Yes, the RealClearPolitics polling average showed her up 4 points in Iowa, but a few days earlier that same average showed Sanders with a slight lead. As for the margin of victory, Rick Santorum defeated Mitt Romney by all of 34 votes in 2012 — yet his win was reported as a conquest.
Why the disparate treatment? Some see sexism, which is difficult to prove. But there does seem to be a long-running game in which Clinton can never quite meet the expectations set for her, even if her actual achievements are considerable. She raised a ton of money — but Sanders raised almost as much! She won the Iowa caucuses — but she didn’t win by enough!
Yes, the narrow win in Iowa could make for a more protracted nomination battle. So would an expected loss in New Hampshire, which the media will likely attribute to Clinton’s weakness rather than Sanders being a New Englander (like previous New Hampshire victors Romney, John Kerry, Paul Tsongas, Michael Dukakis and Edmund Muskie). But it may have been a hard slog no matter who was in the race with Clinton: She’s a candidate of steadiness at a time when the electorate wants iconoclasts.
Voters, particularly young ones, are easily wooed by talk of free college and free health care. They can be intemperate (as demonstrated by the supporters at the Sanders rally in Des Moines on Monday night who booed Clinton when she appeared on television and chanted “She’s a liar!”) and can fall for unrealistic promises. But Clinton, to her credit, is not pretending to be something other than herself this time. “I come to you with a lifetime of service and advocacy and of getting results” was her less-than-soaring pitch here Tuesday.
Clinton staffers have come to expect that they’ll have to fight every hour — literally. After Clinton’s speech Monday night, in which she stopped short of claiming victory, aides briefed reporters about 1:30 a.m. aboard the campaign plane on the Des Moines airport tarmac, trying mightily to spin a victory in the absence of final results.
“The only candidate who can emerge from tonight’s caucuses with a win is Hillary Clinton,” Brian Fallon said.
“We believe,” said Jennifer Palmieri, “that we won.
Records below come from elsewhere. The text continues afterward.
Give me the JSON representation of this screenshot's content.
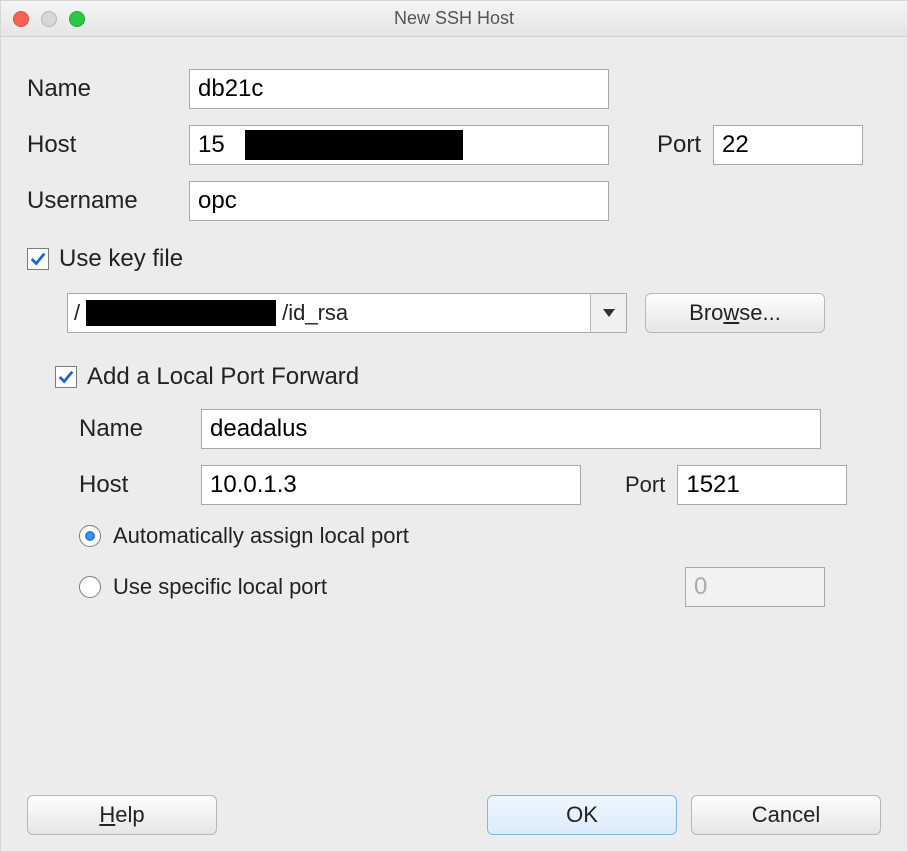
{
  "window": {
    "title": "New SSH Host"
  },
  "labels": {
    "name": "Name",
    "host": "Host",
    "port": "Port",
    "username": "Username"
  },
  "values": {
    "name": "db21c",
    "host": "15",
    "port": "22",
    "username": "opc"
  },
  "keyfile": {
    "use_keyfile_label": "Use key file",
    "path_prefix": "/",
    "path_suffix": "/id_rsa",
    "browse_label_prefix": "Bro",
    "browse_label_und": "w",
    "browse_label_suffix": "se..."
  },
  "forward": {
    "add_label": "Add a Local Port Forward",
    "name_label": "Name",
    "host_label": "Host",
    "port_label": "Port",
    "name_value": "deadalus",
    "host_value": "10.0.1.3",
    "port_value": "1521",
    "auto_label": "Automatically assign local port",
    "specific_label": "Use specific local port",
    "specific_value": "0"
  },
  "footer": {
    "help_und": "H",
    "help_rest": "elp",
    "ok": "OK",
    "cancel": "Cancel"
  }
}
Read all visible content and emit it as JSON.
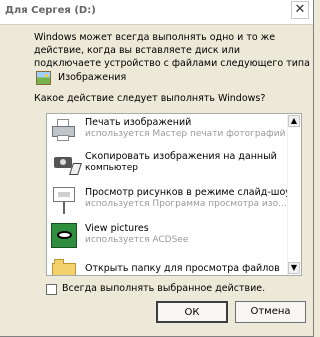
{
  "window": {
    "title": "Для Сергея (D:)",
    "close_glyph": "✕"
  },
  "intro_text": "Windows может всегда выполнять одно и то же действие, когда вы вставляете диск или подключаете устройство с файлами следующего типа",
  "content_type": {
    "label": "Изображения",
    "icon": "images-icon"
  },
  "question": "Какое действие следует выполнять Windows?",
  "actions": [
    {
      "title": "Печать изображений",
      "subtitle": "используется Мастер печати фотографий",
      "icon": "printer-icon"
    },
    {
      "title": "Скопировать изображения на данный",
      "subtitle": "компьютер",
      "icon": "camera-copy-icon"
    },
    {
      "title": "Просмотр рисунков в режиме слайд-шоу",
      "subtitle": "используется Программа просмотра изо...",
      "icon": "slideshow-icon"
    },
    {
      "title": "View pictures",
      "subtitle": "используется ACDSee",
      "icon": "acdsee-icon"
    },
    {
      "title": "Открыть папку для просмотра файлов",
      "subtitle": "",
      "icon": "folder-icon"
    }
  ],
  "scroll": {
    "up": "▲",
    "down": "▼"
  },
  "checkbox_label": "Всегда выполнять выбранное действие.",
  "buttons": {
    "ok": "ОК",
    "cancel": "Отмена"
  }
}
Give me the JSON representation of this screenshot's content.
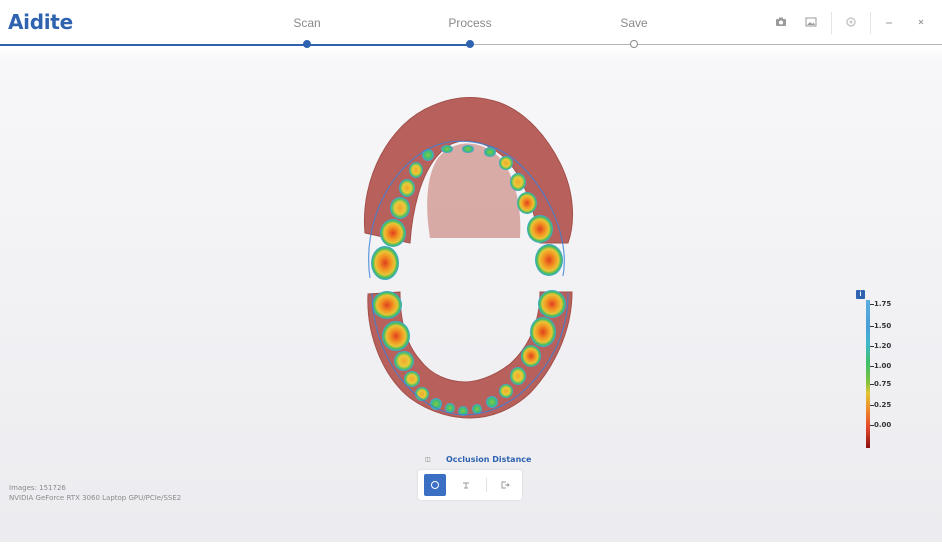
{
  "app": {
    "logo": "Aidite"
  },
  "steps": [
    {
      "label": "Scan",
      "state": "done"
    },
    {
      "label": "Process",
      "state": "current"
    },
    {
      "label": "Save",
      "state": "pending"
    }
  ],
  "toolbar_icons": [
    "camera-icon",
    "image-icon",
    "settings-icon",
    "minimize-icon",
    "close-icon"
  ],
  "colors": {
    "accent": "#2f63b0",
    "active_tool": "#3a6fc4"
  },
  "colorscale": {
    "labels": [
      "1.75",
      "1.50",
      "1.20",
      "1.00",
      "0.75",
      "0.25",
      "0.00"
    ],
    "info_glyph": "i"
  },
  "occlusion": {
    "title": "Occlusion Distance",
    "tools": [
      "circle-tool-icon",
      "align-tool-icon",
      "exit-icon"
    ]
  },
  "status": {
    "images": "Images: 151726",
    "gpu": "NVIDIA GeForce RTX 3060 Laptop GPU/PCIe/SSE2"
  }
}
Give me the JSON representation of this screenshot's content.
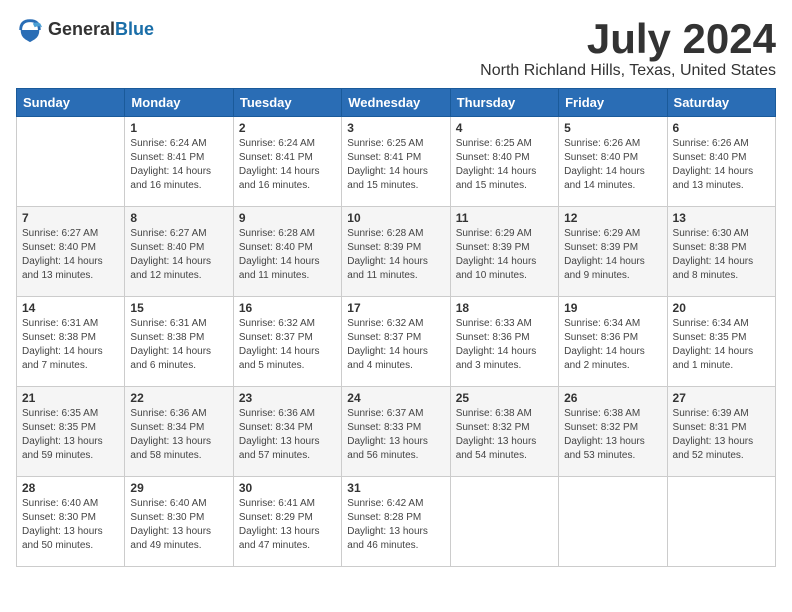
{
  "logo": {
    "text_general": "General",
    "text_blue": "Blue"
  },
  "title": "July 2024",
  "location": "North Richland Hills, Texas, United States",
  "days_of_week": [
    "Sunday",
    "Monday",
    "Tuesday",
    "Wednesday",
    "Thursday",
    "Friday",
    "Saturday"
  ],
  "weeks": [
    [
      {
        "day": "",
        "info": ""
      },
      {
        "day": "1",
        "info": "Sunrise: 6:24 AM\nSunset: 8:41 PM\nDaylight: 14 hours\nand 16 minutes."
      },
      {
        "day": "2",
        "info": "Sunrise: 6:24 AM\nSunset: 8:41 PM\nDaylight: 14 hours\nand 16 minutes."
      },
      {
        "day": "3",
        "info": "Sunrise: 6:25 AM\nSunset: 8:41 PM\nDaylight: 14 hours\nand 15 minutes."
      },
      {
        "day": "4",
        "info": "Sunrise: 6:25 AM\nSunset: 8:40 PM\nDaylight: 14 hours\nand 15 minutes."
      },
      {
        "day": "5",
        "info": "Sunrise: 6:26 AM\nSunset: 8:40 PM\nDaylight: 14 hours\nand 14 minutes."
      },
      {
        "day": "6",
        "info": "Sunrise: 6:26 AM\nSunset: 8:40 PM\nDaylight: 14 hours\nand 13 minutes."
      }
    ],
    [
      {
        "day": "7",
        "info": "Sunrise: 6:27 AM\nSunset: 8:40 PM\nDaylight: 14 hours\nand 13 minutes."
      },
      {
        "day": "8",
        "info": "Sunrise: 6:27 AM\nSunset: 8:40 PM\nDaylight: 14 hours\nand 12 minutes."
      },
      {
        "day": "9",
        "info": "Sunrise: 6:28 AM\nSunset: 8:40 PM\nDaylight: 14 hours\nand 11 minutes."
      },
      {
        "day": "10",
        "info": "Sunrise: 6:28 AM\nSunset: 8:39 PM\nDaylight: 14 hours\nand 11 minutes."
      },
      {
        "day": "11",
        "info": "Sunrise: 6:29 AM\nSunset: 8:39 PM\nDaylight: 14 hours\nand 10 minutes."
      },
      {
        "day": "12",
        "info": "Sunrise: 6:29 AM\nSunset: 8:39 PM\nDaylight: 14 hours\nand 9 minutes."
      },
      {
        "day": "13",
        "info": "Sunrise: 6:30 AM\nSunset: 8:38 PM\nDaylight: 14 hours\nand 8 minutes."
      }
    ],
    [
      {
        "day": "14",
        "info": "Sunrise: 6:31 AM\nSunset: 8:38 PM\nDaylight: 14 hours\nand 7 minutes."
      },
      {
        "day": "15",
        "info": "Sunrise: 6:31 AM\nSunset: 8:38 PM\nDaylight: 14 hours\nand 6 minutes."
      },
      {
        "day": "16",
        "info": "Sunrise: 6:32 AM\nSunset: 8:37 PM\nDaylight: 14 hours\nand 5 minutes."
      },
      {
        "day": "17",
        "info": "Sunrise: 6:32 AM\nSunset: 8:37 PM\nDaylight: 14 hours\nand 4 minutes."
      },
      {
        "day": "18",
        "info": "Sunrise: 6:33 AM\nSunset: 8:36 PM\nDaylight: 14 hours\nand 3 minutes."
      },
      {
        "day": "19",
        "info": "Sunrise: 6:34 AM\nSunset: 8:36 PM\nDaylight: 14 hours\nand 2 minutes."
      },
      {
        "day": "20",
        "info": "Sunrise: 6:34 AM\nSunset: 8:35 PM\nDaylight: 14 hours\nand 1 minute."
      }
    ],
    [
      {
        "day": "21",
        "info": "Sunrise: 6:35 AM\nSunset: 8:35 PM\nDaylight: 13 hours\nand 59 minutes."
      },
      {
        "day": "22",
        "info": "Sunrise: 6:36 AM\nSunset: 8:34 PM\nDaylight: 13 hours\nand 58 minutes."
      },
      {
        "day": "23",
        "info": "Sunrise: 6:36 AM\nSunset: 8:34 PM\nDaylight: 13 hours\nand 57 minutes."
      },
      {
        "day": "24",
        "info": "Sunrise: 6:37 AM\nSunset: 8:33 PM\nDaylight: 13 hours\nand 56 minutes."
      },
      {
        "day": "25",
        "info": "Sunrise: 6:38 AM\nSunset: 8:32 PM\nDaylight: 13 hours\nand 54 minutes."
      },
      {
        "day": "26",
        "info": "Sunrise: 6:38 AM\nSunset: 8:32 PM\nDaylight: 13 hours\nand 53 minutes."
      },
      {
        "day": "27",
        "info": "Sunrise: 6:39 AM\nSunset: 8:31 PM\nDaylight: 13 hours\nand 52 minutes."
      }
    ],
    [
      {
        "day": "28",
        "info": "Sunrise: 6:40 AM\nSunset: 8:30 PM\nDaylight: 13 hours\nand 50 minutes."
      },
      {
        "day": "29",
        "info": "Sunrise: 6:40 AM\nSunset: 8:30 PM\nDaylight: 13 hours\nand 49 minutes."
      },
      {
        "day": "30",
        "info": "Sunrise: 6:41 AM\nSunset: 8:29 PM\nDaylight: 13 hours\nand 47 minutes."
      },
      {
        "day": "31",
        "info": "Sunrise: 6:42 AM\nSunset: 8:28 PM\nDaylight: 13 hours\nand 46 minutes."
      },
      {
        "day": "",
        "info": ""
      },
      {
        "day": "",
        "info": ""
      },
      {
        "day": "",
        "info": ""
      }
    ]
  ]
}
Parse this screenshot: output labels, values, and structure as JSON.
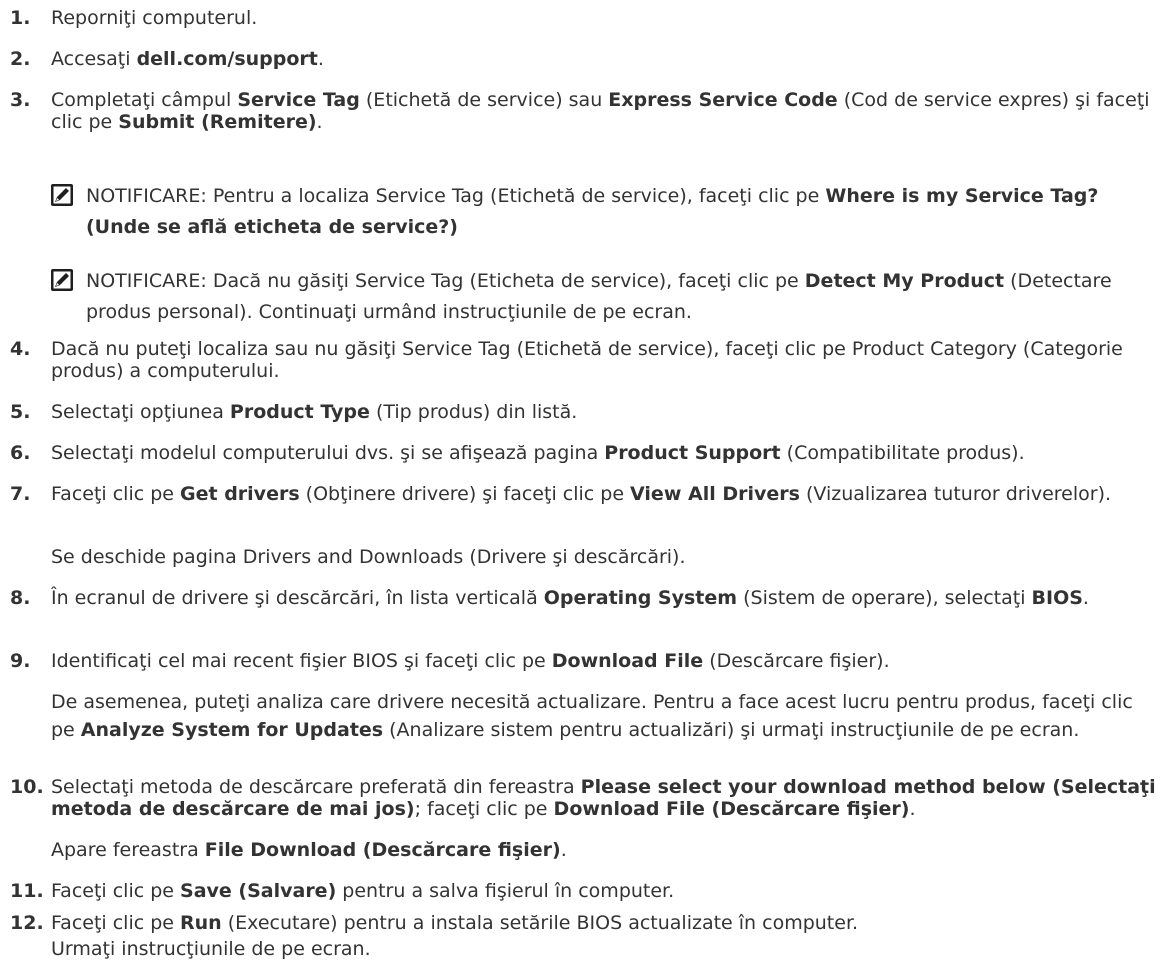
{
  "steps": [
    {
      "num": "1.",
      "segments": [
        [
          "Reporniţi computerul.",
          false
        ]
      ]
    },
    {
      "num": "2.",
      "segments": [
        [
          "Accesaţi ",
          false
        ],
        [
          "dell.com/support",
          true
        ],
        [
          ".",
          false
        ]
      ]
    },
    {
      "num": "3.",
      "segments": [
        [
          "Completaţi câmpul ",
          false
        ],
        [
          "Service Tag",
          true
        ],
        [
          " (Etichetă de service) sau ",
          false
        ],
        [
          "Express Service Code",
          true
        ],
        [
          " (Cod de service expres) şi faceţi clic pe ",
          false
        ],
        [
          "Submit (Remitere)",
          true
        ],
        [
          ".",
          false
        ]
      ]
    },
    {
      "num": "4.",
      "segments": [
        [
          "Dacă nu puteţi localiza sau nu găsiţi Service Tag (Etichetă de service), faceţi clic pe Product Category (Categorie produs) a computerului.",
          false
        ]
      ]
    },
    {
      "num": "5.",
      "segments": [
        [
          "Selectaţi opţiunea ",
          false
        ],
        [
          "Product Type",
          true
        ],
        [
          " (Tip produs) din listă.",
          false
        ]
      ]
    },
    {
      "num": "6.",
      "segments": [
        [
          "Selectaţi modelul computerului dvs. şi se afişează pagina ",
          false
        ],
        [
          "Product Support",
          true
        ],
        [
          " (Compatibilitate produs).",
          false
        ]
      ]
    },
    {
      "num": "7.",
      "segments": [
        [
          "Faceţi clic pe ",
          false
        ],
        [
          "Get drivers",
          true
        ],
        [
          " (Obţinere drivere) şi faceţi clic pe ",
          false
        ],
        [
          "View All Drivers",
          true
        ],
        [
          " (Vizualizarea tuturor driverelor).",
          false
        ]
      ]
    },
    {
      "num": "8.",
      "segments": [
        [
          "În ecranul de drivere şi descărcări, în lista verticală ",
          false
        ],
        [
          "Operating System",
          true
        ],
        [
          " (Sistem de operare), selectaţi ",
          false
        ],
        [
          "BIOS",
          true
        ],
        [
          ".",
          false
        ]
      ]
    },
    {
      "num": "9.",
      "segments": [
        [
          "Identificaţi cel mai recent fişier BIOS şi faceţi clic pe ",
          false
        ],
        [
          "Download File",
          true
        ],
        [
          " (Descărcare fişier).",
          false
        ]
      ]
    },
    {
      "num": "10.",
      "segments": [
        [
          "Selectaţi metoda de descărcare preferată din fereastra ",
          false
        ],
        [
          "Please select your download method below (Selectaţi metoda de descărcare de mai jos)",
          true
        ],
        [
          "; faceţi clic pe ",
          false
        ],
        [
          "Download File (Descărcare fişier)",
          true
        ],
        [
          ".",
          false
        ]
      ]
    },
    {
      "num": "11.",
      "segments": [
        [
          "Faceţi clic pe ",
          false
        ],
        [
          "Save (Salvare)",
          true
        ],
        [
          " pentru a salva fişierul în computer.",
          false
        ]
      ]
    },
    {
      "num": "12.",
      "segments": [
        [
          "Faceţi clic pe ",
          false
        ],
        [
          "Run",
          true
        ],
        [
          " (Executare) pentru a instala setările BIOS actualizate în computer.",
          false
        ]
      ]
    }
  ],
  "continuations": [
    {
      "segments": [
        [
          "Se deschide pagina Drivers and Downloads (Drivere şi descărcări).",
          false
        ]
      ]
    },
    {
      "segments": [
        [
          "De asemenea, puteţi analiza care drivere necesită actualizare. Pentru a face acest lucru pentru produs, faceţi clic pe ",
          false
        ],
        [
          "Analyze System for Updates",
          true
        ],
        [
          " (Analizare sistem pentru actualizări) şi urmaţi instrucţiunile de pe ecran.",
          false
        ]
      ]
    },
    {
      "segments": [
        [
          "Apare fereastra ",
          false
        ],
        [
          "File Download (Descărcare fişier)",
          true
        ],
        [
          ".",
          false
        ]
      ]
    },
    {
      "segments": [
        [
          "Urmaţi instrucţiunile de pe ecran.",
          false
        ]
      ]
    }
  ],
  "notes": [
    {
      "icon": "note-pencil-icon",
      "segments": [
        [
          "NOTIFICARE: ",
          false
        ],
        [
          "Pentru a localiza Service Tag (Etichetă de service), faceţi clic pe ",
          false
        ],
        [
          "Where is my Service Tag? (Unde se află eticheta de service?)",
          true
        ]
      ]
    },
    {
      "icon": "note-pencil-icon",
      "segments": [
        [
          "NOTIFICARE: ",
          false
        ],
        [
          "Dacă nu găsiţi Service Tag (Eticheta de service), faceţi clic pe ",
          false
        ],
        [
          "Detect My Product",
          true
        ],
        [
          " (Detectare produs personal). Continuaţi urmând instrucţiunile de pe ecran.",
          false
        ]
      ]
    }
  ]
}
Our modeling shows that.”
When the plane landed in New Hampshire at 4:30 a.m. Tuesday, Fallon announced that the Iowa Democratic Party and NBC had projected Clinton the winner. “We’re still waiting for CNN and ABC and AP,” he told reporters. “As soon as they project it, we’ll open the door to the plane.”
A few hours later, at Nashua Community College, the candidate herself felt it safe to declare victory. “I am so thrilled that I’m coming to New Hampshire after winning Iowa,” she told about 800 supporters. “I’ve won and I’ve lost there. It’s a lot better to win.”
The speech, at 40 minutes, was too long and discursive, but it included the most important point. “Don’t ever forget,” she told the cheering crowd. “Close elections matter. You either win or you lose.”
That’s how it works, and Hillary Clinton won the Iowa caucuses. Let’s cut her some slack.
Dana Milbank is a Washington Post columnist.